==== SOURCE DATA ====

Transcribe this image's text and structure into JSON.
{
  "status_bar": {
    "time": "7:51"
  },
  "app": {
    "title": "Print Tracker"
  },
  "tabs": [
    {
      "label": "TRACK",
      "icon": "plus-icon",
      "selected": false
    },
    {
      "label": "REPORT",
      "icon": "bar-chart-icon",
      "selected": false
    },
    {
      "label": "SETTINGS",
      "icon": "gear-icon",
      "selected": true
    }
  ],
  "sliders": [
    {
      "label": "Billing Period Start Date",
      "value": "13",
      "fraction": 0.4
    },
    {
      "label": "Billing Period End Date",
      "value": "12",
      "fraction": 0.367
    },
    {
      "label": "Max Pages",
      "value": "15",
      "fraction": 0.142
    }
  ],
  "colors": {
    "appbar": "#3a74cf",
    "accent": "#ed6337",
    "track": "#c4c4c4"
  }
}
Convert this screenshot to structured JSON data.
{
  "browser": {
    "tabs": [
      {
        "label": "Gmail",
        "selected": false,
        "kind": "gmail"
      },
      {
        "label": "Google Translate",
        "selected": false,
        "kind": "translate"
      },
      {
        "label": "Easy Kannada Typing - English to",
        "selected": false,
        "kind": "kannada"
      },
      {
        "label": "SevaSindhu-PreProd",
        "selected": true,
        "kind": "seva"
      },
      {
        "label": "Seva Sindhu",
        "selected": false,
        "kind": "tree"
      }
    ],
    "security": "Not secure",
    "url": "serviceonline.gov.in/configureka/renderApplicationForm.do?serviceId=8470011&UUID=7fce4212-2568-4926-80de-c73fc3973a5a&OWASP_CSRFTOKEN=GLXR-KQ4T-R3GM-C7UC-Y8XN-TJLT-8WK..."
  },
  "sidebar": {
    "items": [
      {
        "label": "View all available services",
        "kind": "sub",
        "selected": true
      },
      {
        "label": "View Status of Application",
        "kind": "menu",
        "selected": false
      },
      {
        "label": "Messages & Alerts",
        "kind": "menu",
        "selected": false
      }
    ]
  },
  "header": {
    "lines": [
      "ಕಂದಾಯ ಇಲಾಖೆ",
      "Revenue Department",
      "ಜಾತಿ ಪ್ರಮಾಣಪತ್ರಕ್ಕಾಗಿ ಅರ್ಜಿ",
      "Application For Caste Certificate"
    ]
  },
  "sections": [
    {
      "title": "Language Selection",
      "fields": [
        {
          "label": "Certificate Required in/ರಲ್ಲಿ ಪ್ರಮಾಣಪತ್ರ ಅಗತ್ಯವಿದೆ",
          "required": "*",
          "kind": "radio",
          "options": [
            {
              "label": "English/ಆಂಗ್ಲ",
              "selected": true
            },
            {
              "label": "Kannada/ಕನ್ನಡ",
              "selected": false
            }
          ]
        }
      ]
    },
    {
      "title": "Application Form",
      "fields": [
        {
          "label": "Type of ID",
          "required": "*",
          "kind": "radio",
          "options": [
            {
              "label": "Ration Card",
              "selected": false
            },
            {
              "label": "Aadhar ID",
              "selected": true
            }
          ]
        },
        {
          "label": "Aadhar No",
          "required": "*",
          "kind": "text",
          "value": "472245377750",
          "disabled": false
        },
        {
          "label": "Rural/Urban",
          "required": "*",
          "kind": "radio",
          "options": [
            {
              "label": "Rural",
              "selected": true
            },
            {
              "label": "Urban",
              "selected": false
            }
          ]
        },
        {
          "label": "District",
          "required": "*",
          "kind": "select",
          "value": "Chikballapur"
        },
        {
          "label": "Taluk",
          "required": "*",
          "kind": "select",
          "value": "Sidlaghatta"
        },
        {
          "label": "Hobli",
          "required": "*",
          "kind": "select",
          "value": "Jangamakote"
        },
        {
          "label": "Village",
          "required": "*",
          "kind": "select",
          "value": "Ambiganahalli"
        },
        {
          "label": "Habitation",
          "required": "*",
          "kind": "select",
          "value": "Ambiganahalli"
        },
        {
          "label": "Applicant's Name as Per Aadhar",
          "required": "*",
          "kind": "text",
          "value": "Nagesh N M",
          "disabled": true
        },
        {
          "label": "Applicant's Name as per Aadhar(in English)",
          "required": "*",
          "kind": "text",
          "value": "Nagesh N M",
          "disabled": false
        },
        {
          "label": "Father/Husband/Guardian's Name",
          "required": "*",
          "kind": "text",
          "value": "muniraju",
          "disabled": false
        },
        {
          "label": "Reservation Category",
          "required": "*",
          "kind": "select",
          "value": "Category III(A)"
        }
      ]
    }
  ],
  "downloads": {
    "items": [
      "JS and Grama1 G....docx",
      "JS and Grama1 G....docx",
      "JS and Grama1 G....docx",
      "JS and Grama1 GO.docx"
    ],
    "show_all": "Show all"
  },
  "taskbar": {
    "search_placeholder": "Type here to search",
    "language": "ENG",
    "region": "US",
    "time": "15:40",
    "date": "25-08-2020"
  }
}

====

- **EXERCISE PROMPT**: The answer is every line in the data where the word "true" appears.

- **EXERCISE RESPONSE**:
      "selected": true
        "selected": true,
        "selected": true
              "selected": true
              "selected": true
              "selected": true
          "disabled": true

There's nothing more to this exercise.